Items from an interface collection
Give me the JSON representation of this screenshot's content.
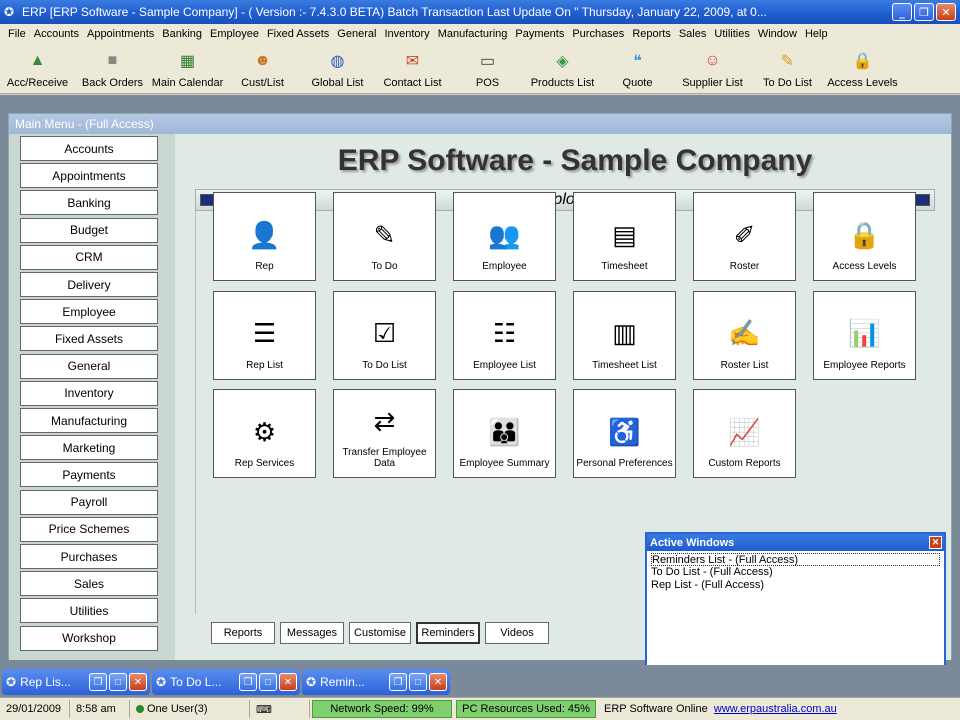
{
  "window": {
    "title": "ERP [ERP Software - Sample Company] -     ( Version :- 7.4.3.0  BETA)      Batch Transaction Last Update On \" Thursday, January 22, 2009,  at  0..."
  },
  "menu": [
    "File",
    "Accounts",
    "Appointments",
    "Banking",
    "Employee",
    "Fixed Assets",
    "General",
    "Inventory",
    "Manufacturing",
    "Payments",
    "Purchases",
    "Reports",
    "Sales",
    "Utilities",
    "Window",
    "Help"
  ],
  "toolbar": [
    {
      "label": "Acc/Receive",
      "icon": "chart-icon",
      "color": "#3a8a3a"
    },
    {
      "label": "Back Orders",
      "icon": "box-icon",
      "color": "#888888"
    },
    {
      "label": "Main Calendar",
      "icon": "calendar-icon",
      "color": "#2a7a2a"
    },
    {
      "label": "Cust/List",
      "icon": "people-icon",
      "color": "#c87a2a"
    },
    {
      "label": "Global List",
      "icon": "globe-icon",
      "color": "#2a5ab8"
    },
    {
      "label": "Contact List",
      "icon": "contact-icon",
      "color": "#c84a2a"
    },
    {
      "label": "POS",
      "icon": "pos-icon",
      "color": "#444444"
    },
    {
      "label": "Products List",
      "icon": "products-icon",
      "color": "#3a9a3a"
    },
    {
      "label": "Quote",
      "icon": "quote-icon",
      "color": "#3a9ae0"
    },
    {
      "label": "Supplier List",
      "icon": "supplier-icon",
      "color": "#c83a3a"
    },
    {
      "label": "To Do List",
      "icon": "todo-icon",
      "color": "#d8a020"
    },
    {
      "label": "Access Levels",
      "icon": "lock-icon",
      "color": "#c8a040"
    }
  ],
  "main_menu": {
    "title": "Main Menu - (Full Access)",
    "company": "ERP Software - Sample Company",
    "section": "Employee",
    "nav": [
      "Accounts",
      "Appointments",
      "Banking",
      "Budget",
      "CRM",
      "Delivery",
      "Employee",
      "Fixed Assets",
      "General",
      "Inventory",
      "Manufacturing",
      "Marketing",
      "Payments",
      "Payroll",
      "Price Schemes",
      "Purchases",
      "Sales",
      "Utilities",
      "Workshop"
    ],
    "tiles": [
      {
        "label": "Rep",
        "icon": "rep-icon"
      },
      {
        "label": "To Do",
        "icon": "todo-icon"
      },
      {
        "label": "Employee",
        "icon": "employee-icon"
      },
      {
        "label": "Timesheet",
        "icon": "timesheet-icon"
      },
      {
        "label": "Roster",
        "icon": "roster-icon"
      },
      {
        "label": "Access Levels",
        "icon": "lock-icon"
      },
      {
        "label": "Rep List",
        "icon": "rep-list-icon"
      },
      {
        "label": "To Do List",
        "icon": "todo-list-icon"
      },
      {
        "label": "Employee List",
        "icon": "employee-list-icon"
      },
      {
        "label": "Timesheet List",
        "icon": "timesheet-list-icon"
      },
      {
        "label": "Roster List",
        "icon": "roster-list-icon"
      },
      {
        "label": "Employee Reports",
        "icon": "reports-icon"
      },
      {
        "label": "Rep Services",
        "icon": "rep-services-icon"
      },
      {
        "label": "Transfer Employee Data",
        "icon": "transfer-icon"
      },
      {
        "label": "Employee Summary",
        "icon": "summary-icon"
      },
      {
        "label": "Personal Preferences",
        "icon": "preferences-icon"
      },
      {
        "label": "Custom Reports",
        "icon": "custom-reports-icon"
      }
    ],
    "bottom_tabs": [
      "Reports",
      "Messages",
      "Customise",
      "Reminders",
      "Videos"
    ],
    "active_bottom_tab": "Reminders"
  },
  "active_windows": {
    "title": "Active Windows",
    "items": [
      "Reminders List - (Full Access)",
      "To Do List - (Full Access)",
      "Rep List - (Full Access)"
    ]
  },
  "minimized": [
    "Rep Lis...",
    "To Do L...",
    "Remin..."
  ],
  "status": {
    "date": "29/01/2009",
    "time": "8:58 am",
    "users": "One User(3)",
    "network": "Network Speed: 99%",
    "resources": "PC Resources Used: 45%",
    "online": "ERP Software Online",
    "url": "www.erpaustralia.com.au"
  }
}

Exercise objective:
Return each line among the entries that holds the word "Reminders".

Written response:
      "Reminders",
    "active_bottom_tab": "Reminders"
      "Reminders List - (Full Access)",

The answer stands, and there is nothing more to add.